Everyone in Australia is coming to terms with changes in the way we work, learn, socialise and behave. Only a few months ago we could not have imagined the challenges facing us, and the world, today.
With change comes opportunity. As Age Discrimination Commissioner, I’ve witnessed —mostly virtually—some very positive signs that Australians are helping and protecting those in our community who have need of our support.
Some enterprises are dedicating trading hours exclusively to older people and those with disability. One major supermarket, in conjunction with Australia Post, is making it easy to purchase and have care parcels delivered to those unable to go shopping. There are untold examples of neighbours and strangers helping those in need.
Fortunately, phone, post, social media and various other digital platforms are all proving valuable means for people of all ages to maintain much-needed social contact. But, with this increased use, especially of the internet, come risks for everyone, particularly young and older people. All of us need to be mindful of the need to stay safe online and the eSafety Commissioner has a valuable resource at esafety.gov.au for kids, young people, parents, women and seniors.
Older relatives and friends also need to be made aware of the increased risk of telephone scams at this time.

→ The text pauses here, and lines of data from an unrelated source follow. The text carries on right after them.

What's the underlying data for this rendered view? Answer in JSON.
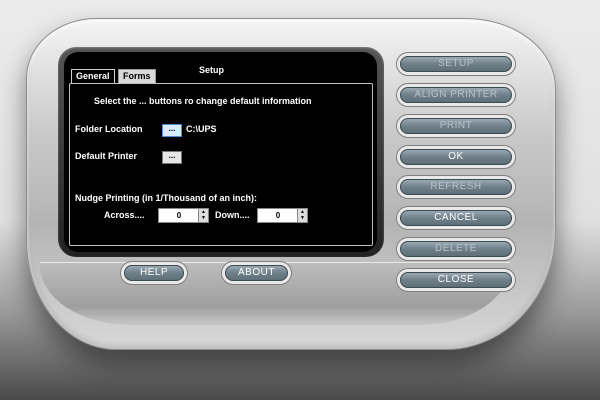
{
  "window": {
    "screen_title": "Setup",
    "tabs": [
      "General",
      "Forms"
    ]
  },
  "general": {
    "instruction": "Select the ... buttons ro change default information",
    "folder_location_label": "Folder Location",
    "folder_location_button": "...",
    "folder_location_value": "C:\\UPS",
    "default_printer_label": "Default Printer",
    "default_printer_button": "...",
    "nudge_label": "Nudge Printing (in 1/Thousand of an inch):",
    "across_label": "Across....",
    "across_value": "0",
    "down_label": "Down....",
    "down_value": "0"
  },
  "side_buttons": {
    "setup": "SETUP",
    "align_printer": "ALIGN PRINTER",
    "print": "PRINT",
    "ok": "OK",
    "refresh": "REFRESH",
    "cancel": "CANCEL",
    "delete": "DELETE",
    "close": "CLOSE"
  },
  "bottom_buttons": {
    "help": "HELP",
    "about": "ABOUT"
  }
}
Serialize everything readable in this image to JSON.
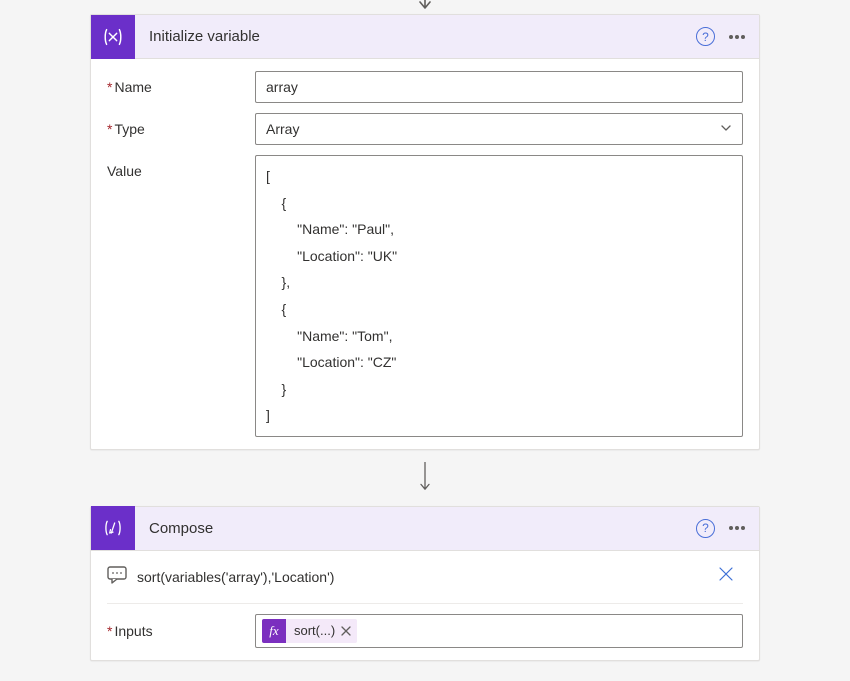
{
  "cards": {
    "initVar": {
      "title": "Initialize variable",
      "fields": {
        "name": {
          "label": "Name",
          "required": true,
          "value": "array"
        },
        "type": {
          "label": "Type",
          "required": true,
          "value": "Array"
        },
        "value": {
          "label": "Value",
          "required": false,
          "content": "[\n    {\n        \"Name\": \"Paul\",\n        \"Location\": \"UK\"\n    },\n    {\n        \"Name\": \"Tom\",\n        \"Location\": \"CZ\"\n    }\n]"
        }
      }
    },
    "compose": {
      "title": "Compose",
      "hint": "sort(variables('array'),'Location')",
      "inputs": {
        "label": "Inputs",
        "required": true,
        "token": {
          "badge": "fx",
          "text": "sort(...)"
        }
      }
    }
  },
  "icons": {
    "help": "?",
    "close_x": "✕",
    "token_remove": "✕"
  }
}
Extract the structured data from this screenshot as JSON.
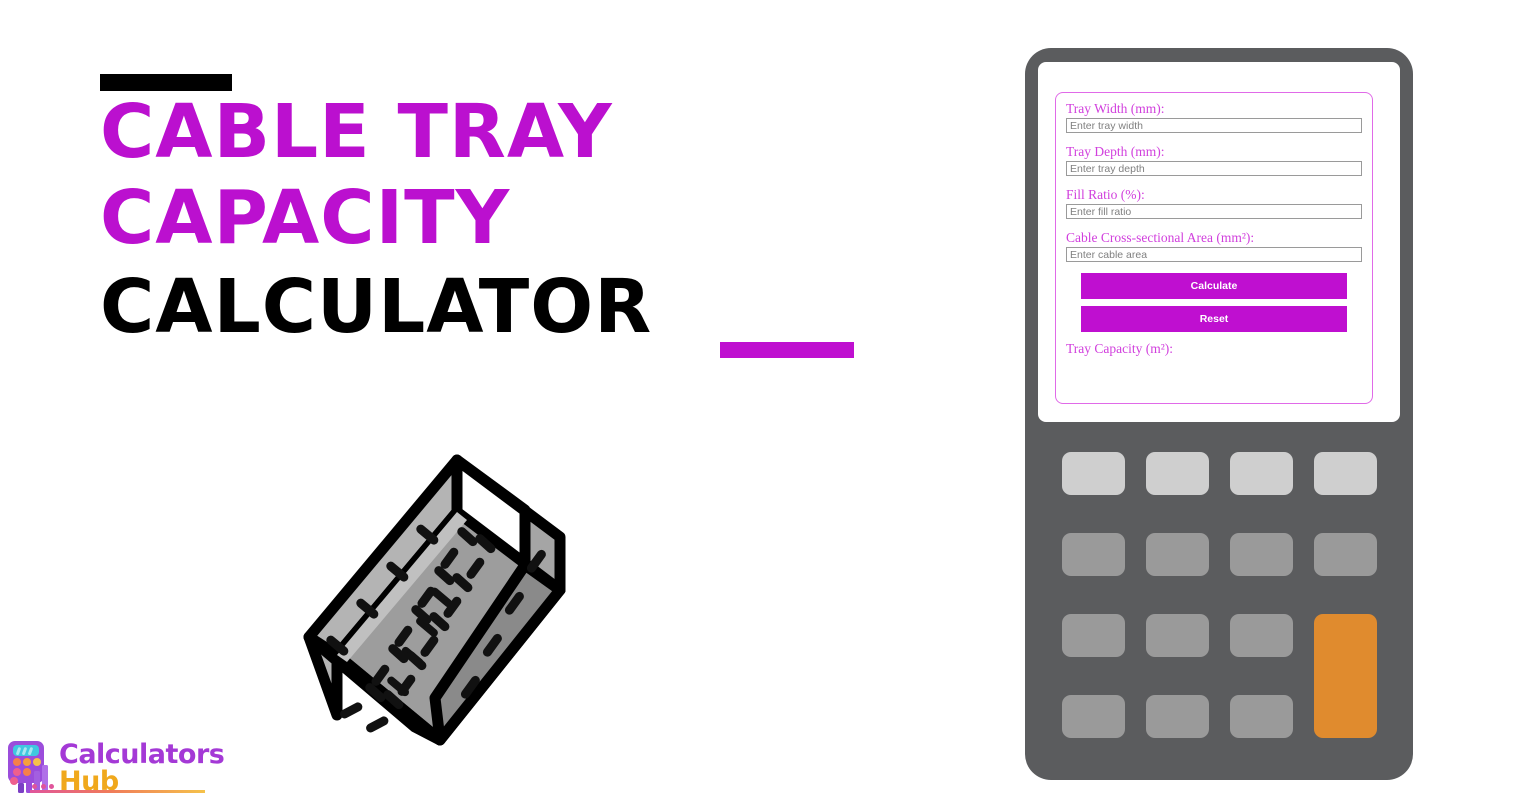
{
  "hero": {
    "title_line_1": "CABLE TRAY",
    "title_line_2": "CAPACITY",
    "title_line_3": "CALCULATOR",
    "accent_color": "#bb10cf",
    "rule_color_top": "#000000",
    "rule_color_bottom": "#bf0fd0",
    "illustration_name": "perforated-cable-tray",
    "illustration_colors": {
      "outline": "#000000",
      "face_light": "#b4b4b4",
      "face_mid": "#9d9d9d",
      "face_dark": "#8a8a8a"
    }
  },
  "logo": {
    "word_1": "Calculators",
    "word_2": "Hub",
    "word_1_color": "#a439d6",
    "word_2_color": "#f0a81c",
    "icon_name": "calculator-bars-icon"
  },
  "calculator": {
    "device_color": "#5b5c5e",
    "screen_color": "#ffffff",
    "form": {
      "border_color": "#e06ae8",
      "label_color": "#d13fdd",
      "fields": [
        {
          "label": "Tray Width (mm):",
          "placeholder": "Enter tray width",
          "value": "",
          "name": "tray-width"
        },
        {
          "label": "Tray Depth (mm):",
          "placeholder": "Enter tray depth",
          "value": "",
          "name": "tray-depth"
        },
        {
          "label": "Fill Ratio (%):",
          "placeholder": "Enter fill ratio",
          "value": "",
          "name": "fill-ratio"
        },
        {
          "label": "Cable Cross-sectional Area (mm²):",
          "placeholder": "Enter cable area",
          "value": "",
          "name": "cable-area"
        }
      ],
      "calculate_label": "Calculate",
      "reset_label": "Reset",
      "button_color": "#bf0fd0",
      "result_label": "Tray Capacity (m²):",
      "result_value": ""
    },
    "keypad": {
      "rows": 4,
      "columns": 4,
      "key_color_row1": "#cfcfcf",
      "key_color_default": "#9a9a9a",
      "accent_key_color": "#e08b2e"
    }
  }
}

Physical distancing and restrictions on our movements do pose some risks for older people—and one of them is elder abuse. We know it mostly occurs out of sight. We know it takes place in various forms: financial, physical and emotional. So, if you or someone you know has concerns, call 1800 ElderHelp
(1800 353 374).
I urge everyone to act with compassion, to stay in touch with neighbours, friends and family and heed the messages to practice physical distancing and where required isolation measures, both of which are designed to vanquish this virus.
We are all in this together.
The Hon Dr Kay Patterson AO
Age Discrimination Commissioner
Photo by Mayur Gala